AD: How are you distributing STOIC watches?
For the moment, uniquely via the internet from www.stoicworld.com. Once the brand is well established, we intend to go further into conventional distribution.
AD: Are there any elements which are common to all your watches?
As I mentioned previously the same basic principle of an excellent rapport between price and quality. Then, technical elements like sapphire crystals, automatics with Geneva stripes on the masses, quick-change systems on the straps, along with using Italian leather, the cases always being water resistant to 100 meters and, academically, the quotes.
AD: Your watches bear a slogan on the case-back. Clearly, you have a passion for philosophy and curiosity for the meaning of life. How does this manifest itself in other areas of your watches i.e. beyond the caption on the case-back of each watch.

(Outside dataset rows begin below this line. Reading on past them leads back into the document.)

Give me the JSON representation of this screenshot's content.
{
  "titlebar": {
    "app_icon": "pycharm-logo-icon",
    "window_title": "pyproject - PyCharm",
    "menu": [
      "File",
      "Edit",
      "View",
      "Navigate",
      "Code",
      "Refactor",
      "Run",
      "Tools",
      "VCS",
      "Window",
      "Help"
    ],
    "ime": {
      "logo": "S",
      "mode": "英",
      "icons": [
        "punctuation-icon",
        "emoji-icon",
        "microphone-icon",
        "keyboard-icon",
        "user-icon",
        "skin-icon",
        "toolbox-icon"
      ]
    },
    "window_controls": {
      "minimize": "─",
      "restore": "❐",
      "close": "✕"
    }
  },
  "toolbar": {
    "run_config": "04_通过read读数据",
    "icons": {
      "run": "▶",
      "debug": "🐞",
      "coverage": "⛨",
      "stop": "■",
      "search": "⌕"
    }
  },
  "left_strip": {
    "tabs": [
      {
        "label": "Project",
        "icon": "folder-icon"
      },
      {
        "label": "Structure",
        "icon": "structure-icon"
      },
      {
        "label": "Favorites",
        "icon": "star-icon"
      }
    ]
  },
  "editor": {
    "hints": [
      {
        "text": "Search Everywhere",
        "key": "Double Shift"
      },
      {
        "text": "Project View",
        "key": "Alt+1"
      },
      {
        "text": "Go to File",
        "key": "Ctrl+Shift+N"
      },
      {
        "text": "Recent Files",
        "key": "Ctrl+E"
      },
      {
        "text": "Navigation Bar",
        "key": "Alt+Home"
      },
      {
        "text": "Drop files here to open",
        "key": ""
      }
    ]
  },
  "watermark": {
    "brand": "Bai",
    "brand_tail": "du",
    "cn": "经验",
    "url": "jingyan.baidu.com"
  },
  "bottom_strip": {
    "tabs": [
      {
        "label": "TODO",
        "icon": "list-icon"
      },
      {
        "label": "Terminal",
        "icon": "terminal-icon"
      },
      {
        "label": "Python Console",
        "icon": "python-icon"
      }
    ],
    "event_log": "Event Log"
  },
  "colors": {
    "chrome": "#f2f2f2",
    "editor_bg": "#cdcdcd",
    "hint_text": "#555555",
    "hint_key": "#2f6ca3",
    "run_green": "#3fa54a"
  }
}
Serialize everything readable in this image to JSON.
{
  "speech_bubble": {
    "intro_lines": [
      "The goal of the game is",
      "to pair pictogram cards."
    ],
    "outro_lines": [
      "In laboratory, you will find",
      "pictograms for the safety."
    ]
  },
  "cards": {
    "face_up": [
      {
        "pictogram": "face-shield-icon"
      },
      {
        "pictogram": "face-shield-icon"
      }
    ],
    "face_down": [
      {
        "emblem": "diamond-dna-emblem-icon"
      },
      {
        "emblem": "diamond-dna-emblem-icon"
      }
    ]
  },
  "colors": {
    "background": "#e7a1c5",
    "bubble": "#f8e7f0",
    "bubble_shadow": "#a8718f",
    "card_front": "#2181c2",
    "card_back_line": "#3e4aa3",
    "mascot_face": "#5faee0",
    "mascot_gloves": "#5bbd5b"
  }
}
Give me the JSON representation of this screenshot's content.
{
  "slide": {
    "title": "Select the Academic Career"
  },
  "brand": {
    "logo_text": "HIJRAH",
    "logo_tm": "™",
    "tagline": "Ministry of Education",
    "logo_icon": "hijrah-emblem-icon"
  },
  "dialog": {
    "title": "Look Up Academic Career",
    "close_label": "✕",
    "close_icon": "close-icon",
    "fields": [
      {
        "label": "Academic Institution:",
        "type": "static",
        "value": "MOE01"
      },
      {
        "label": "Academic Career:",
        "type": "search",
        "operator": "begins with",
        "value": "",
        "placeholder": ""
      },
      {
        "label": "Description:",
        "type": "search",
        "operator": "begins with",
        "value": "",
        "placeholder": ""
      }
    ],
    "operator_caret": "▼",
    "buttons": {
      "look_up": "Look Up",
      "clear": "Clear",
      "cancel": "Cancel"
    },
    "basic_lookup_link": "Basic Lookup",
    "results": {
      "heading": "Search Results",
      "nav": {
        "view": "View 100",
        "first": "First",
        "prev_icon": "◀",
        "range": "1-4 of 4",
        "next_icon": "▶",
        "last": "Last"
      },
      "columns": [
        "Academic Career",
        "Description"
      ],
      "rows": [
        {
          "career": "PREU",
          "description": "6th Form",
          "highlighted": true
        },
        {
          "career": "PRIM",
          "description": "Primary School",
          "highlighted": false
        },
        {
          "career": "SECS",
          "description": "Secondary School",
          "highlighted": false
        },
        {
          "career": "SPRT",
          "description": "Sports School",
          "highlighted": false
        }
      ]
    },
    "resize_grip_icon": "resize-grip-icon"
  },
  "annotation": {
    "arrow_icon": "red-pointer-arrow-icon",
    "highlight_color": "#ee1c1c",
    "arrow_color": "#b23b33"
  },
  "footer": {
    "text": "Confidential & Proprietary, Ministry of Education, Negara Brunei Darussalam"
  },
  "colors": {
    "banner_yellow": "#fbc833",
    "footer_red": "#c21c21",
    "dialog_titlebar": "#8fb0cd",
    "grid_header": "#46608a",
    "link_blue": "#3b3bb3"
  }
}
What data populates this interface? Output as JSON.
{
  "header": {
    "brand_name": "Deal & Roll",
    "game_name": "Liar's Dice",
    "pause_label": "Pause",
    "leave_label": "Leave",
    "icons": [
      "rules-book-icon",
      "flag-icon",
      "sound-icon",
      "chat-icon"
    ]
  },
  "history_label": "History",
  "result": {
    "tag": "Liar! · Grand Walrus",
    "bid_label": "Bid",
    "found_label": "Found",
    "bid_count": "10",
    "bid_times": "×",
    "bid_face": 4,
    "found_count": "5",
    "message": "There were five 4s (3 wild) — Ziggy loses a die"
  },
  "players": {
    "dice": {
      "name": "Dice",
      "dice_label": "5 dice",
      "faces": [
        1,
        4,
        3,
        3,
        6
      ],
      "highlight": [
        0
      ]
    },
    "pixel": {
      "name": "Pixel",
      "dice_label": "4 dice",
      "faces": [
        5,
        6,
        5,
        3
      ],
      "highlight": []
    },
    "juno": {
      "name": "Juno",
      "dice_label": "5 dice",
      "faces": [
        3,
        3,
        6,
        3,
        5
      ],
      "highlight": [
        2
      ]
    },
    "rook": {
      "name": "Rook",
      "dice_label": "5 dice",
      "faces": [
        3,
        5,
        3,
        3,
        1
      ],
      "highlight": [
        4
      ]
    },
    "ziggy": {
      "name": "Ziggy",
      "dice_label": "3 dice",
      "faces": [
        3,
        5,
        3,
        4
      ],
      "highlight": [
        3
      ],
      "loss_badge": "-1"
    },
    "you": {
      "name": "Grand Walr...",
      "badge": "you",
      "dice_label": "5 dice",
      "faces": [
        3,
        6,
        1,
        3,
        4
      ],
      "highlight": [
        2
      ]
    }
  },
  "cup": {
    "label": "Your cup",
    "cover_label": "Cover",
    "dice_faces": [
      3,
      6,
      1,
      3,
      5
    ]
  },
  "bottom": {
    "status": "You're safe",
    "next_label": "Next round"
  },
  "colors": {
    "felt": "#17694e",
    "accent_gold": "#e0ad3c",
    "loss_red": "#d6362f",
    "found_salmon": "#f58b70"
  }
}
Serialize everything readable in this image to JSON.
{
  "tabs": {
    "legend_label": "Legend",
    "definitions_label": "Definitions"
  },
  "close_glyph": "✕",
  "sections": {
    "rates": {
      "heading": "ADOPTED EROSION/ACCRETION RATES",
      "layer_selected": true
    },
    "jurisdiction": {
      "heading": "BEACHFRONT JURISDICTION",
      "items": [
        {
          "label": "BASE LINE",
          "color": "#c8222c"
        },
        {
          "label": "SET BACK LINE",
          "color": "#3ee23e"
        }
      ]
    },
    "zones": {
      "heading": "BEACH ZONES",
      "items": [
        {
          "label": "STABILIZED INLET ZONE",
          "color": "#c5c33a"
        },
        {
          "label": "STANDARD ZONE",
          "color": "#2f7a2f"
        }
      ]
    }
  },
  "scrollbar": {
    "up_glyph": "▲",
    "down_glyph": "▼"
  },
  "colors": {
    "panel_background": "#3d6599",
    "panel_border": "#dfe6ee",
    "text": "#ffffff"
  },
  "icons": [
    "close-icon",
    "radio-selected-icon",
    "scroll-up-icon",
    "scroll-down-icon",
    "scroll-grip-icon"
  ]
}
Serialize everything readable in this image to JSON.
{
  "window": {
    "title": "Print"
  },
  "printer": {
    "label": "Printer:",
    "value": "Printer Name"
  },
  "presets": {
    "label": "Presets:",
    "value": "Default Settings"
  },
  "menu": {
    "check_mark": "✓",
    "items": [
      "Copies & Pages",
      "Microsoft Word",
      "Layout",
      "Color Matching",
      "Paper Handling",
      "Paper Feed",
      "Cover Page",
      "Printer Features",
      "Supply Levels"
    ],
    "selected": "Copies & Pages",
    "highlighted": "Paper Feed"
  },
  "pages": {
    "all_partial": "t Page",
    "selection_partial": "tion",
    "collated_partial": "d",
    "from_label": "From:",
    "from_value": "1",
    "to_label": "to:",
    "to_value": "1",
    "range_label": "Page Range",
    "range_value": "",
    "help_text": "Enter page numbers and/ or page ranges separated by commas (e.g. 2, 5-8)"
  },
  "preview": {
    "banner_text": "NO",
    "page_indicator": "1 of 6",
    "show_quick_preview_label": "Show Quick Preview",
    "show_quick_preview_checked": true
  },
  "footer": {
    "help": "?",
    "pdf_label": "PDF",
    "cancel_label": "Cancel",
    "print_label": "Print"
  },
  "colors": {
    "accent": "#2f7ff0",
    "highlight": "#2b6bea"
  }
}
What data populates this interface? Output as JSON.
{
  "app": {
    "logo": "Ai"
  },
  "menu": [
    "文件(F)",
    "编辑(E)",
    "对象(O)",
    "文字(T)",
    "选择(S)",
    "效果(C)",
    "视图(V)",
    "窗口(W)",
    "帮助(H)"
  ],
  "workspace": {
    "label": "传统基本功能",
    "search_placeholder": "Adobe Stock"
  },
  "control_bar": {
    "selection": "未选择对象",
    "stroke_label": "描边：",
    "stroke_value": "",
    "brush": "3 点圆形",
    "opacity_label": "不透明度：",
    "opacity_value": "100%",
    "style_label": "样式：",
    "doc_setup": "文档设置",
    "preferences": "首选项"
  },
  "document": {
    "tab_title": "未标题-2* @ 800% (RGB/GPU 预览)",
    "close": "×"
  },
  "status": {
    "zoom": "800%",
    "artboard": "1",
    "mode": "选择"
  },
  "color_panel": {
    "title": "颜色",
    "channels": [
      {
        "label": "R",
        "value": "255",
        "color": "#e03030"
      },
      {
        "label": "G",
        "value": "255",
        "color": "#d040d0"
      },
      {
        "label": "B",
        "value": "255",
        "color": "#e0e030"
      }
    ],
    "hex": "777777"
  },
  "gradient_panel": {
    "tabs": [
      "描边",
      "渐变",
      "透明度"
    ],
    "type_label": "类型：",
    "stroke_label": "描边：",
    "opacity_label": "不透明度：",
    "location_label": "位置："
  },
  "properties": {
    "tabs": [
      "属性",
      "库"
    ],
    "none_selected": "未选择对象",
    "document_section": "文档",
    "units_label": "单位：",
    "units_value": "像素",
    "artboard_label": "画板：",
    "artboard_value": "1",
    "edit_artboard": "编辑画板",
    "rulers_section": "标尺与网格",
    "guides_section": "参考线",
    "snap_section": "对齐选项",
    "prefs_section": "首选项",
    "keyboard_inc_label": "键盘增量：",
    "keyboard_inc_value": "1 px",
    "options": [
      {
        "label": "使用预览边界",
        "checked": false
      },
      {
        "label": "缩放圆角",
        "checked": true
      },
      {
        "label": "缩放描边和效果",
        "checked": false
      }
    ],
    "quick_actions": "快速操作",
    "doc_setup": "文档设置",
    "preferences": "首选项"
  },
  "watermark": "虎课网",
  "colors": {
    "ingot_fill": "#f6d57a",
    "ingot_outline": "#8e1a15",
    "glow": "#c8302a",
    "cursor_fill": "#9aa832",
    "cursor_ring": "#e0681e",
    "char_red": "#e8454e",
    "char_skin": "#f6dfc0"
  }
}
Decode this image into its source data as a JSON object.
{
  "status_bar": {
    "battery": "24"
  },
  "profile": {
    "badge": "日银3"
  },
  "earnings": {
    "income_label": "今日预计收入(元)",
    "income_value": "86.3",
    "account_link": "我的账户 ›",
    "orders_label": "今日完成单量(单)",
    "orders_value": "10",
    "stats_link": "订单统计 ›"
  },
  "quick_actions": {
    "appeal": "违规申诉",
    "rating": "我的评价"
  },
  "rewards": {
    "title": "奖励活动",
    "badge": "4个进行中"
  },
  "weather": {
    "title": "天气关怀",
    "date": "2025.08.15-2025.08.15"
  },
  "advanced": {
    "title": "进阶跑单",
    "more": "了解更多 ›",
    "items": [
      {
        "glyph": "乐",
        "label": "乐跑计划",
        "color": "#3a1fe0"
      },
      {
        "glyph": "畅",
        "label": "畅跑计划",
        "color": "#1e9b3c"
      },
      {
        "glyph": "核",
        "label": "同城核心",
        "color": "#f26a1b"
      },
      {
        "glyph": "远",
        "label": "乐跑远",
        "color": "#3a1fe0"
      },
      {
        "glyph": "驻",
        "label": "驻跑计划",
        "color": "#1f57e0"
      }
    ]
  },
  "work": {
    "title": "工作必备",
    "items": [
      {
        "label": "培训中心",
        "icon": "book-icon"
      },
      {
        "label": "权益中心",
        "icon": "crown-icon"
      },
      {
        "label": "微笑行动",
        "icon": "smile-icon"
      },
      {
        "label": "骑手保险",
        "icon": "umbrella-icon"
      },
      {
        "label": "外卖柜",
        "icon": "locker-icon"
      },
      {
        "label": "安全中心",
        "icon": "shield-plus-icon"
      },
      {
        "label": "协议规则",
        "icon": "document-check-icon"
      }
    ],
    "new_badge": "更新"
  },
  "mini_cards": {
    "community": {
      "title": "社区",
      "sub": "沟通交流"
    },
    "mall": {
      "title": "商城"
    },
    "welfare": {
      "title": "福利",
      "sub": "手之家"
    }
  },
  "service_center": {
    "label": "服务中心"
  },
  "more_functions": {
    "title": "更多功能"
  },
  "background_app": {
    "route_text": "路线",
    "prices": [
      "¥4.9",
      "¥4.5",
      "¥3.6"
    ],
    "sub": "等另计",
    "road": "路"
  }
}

For congruency, the designs must be classical as per the Stoic philosophy. Something that has existed for so long that in a sense has become part of modern culture. The result is that the designs become vehicles for the philosophy which is ultimately about intelligent thought and the value of time, the value of life, nothing has greater value. Which is why we use the quote from Seneca, “nothing is ours except time”. Can you imagine making a product that reminds people of the value of life, we live in an age of technology that accelerates our efficiency and makes use of every available moment given to us. If one person looks at the quote, or even the brand name, and stops for a moment to reflect on that sentiment, everything we have done to create this project has been justified.
AD: What are your future aspirations for Stoicworld?
To share watchmaking and emphasise the value of time through the message of Stoic watches with as many people as possible.
Peter Speake-Marin, STOIC is a highly successful businessman and yet, throughout the time I have known him, the compassionate side to his character has come to the fore. Despite his professional success, I have never known Peter flaunt the trappings of success. His motivation has been contentment and a desire to understand the meaning of life. It is the altruistic facet of his character that has led him to create STOIC and its desire to produce timepieces accessible to a broad audience.
His interest in stoicism resonates with me on a personal level. In my former profession, I hungrily pursued ‘success’ and conspicuous tokens of wealth. Despite working long hours, I was unable to sate my appetite for material goods and lavish living. Ultimately, an encounter with ill-health made me reflect on my life. I had wasted too many years chasing a misguided dream. It was not until my early forties that I understood the importance of time, allocating this precious resource to friends, family and issues that genuinely matter. I no longer set myself impossible targets, rushing from one appointment to the next. I have realigned my priorities in life.
The message found on the reverse of a STOIC watch resonates with my new-found take on life.
Beyond the sentiments expressed by Seneca, STOIC watches are classical, functional and accessible. I do not think Peter Speake-Marin, STOIC would describe these watches as exemplars of fine watchmaking, however, the raison d’être for this project is to deliver an attractive blend of quality and affordability. If STOIC is able to engage with a new audience of watch buyers, perhaps those people who usually choose to look at the time on a mobile phone, then that has to be a good thing. And who knows, after embracing the allure of STOIC, those same individuals may migrate to complicated watches and inhabit the domain of the purists, a world Peter knows very well.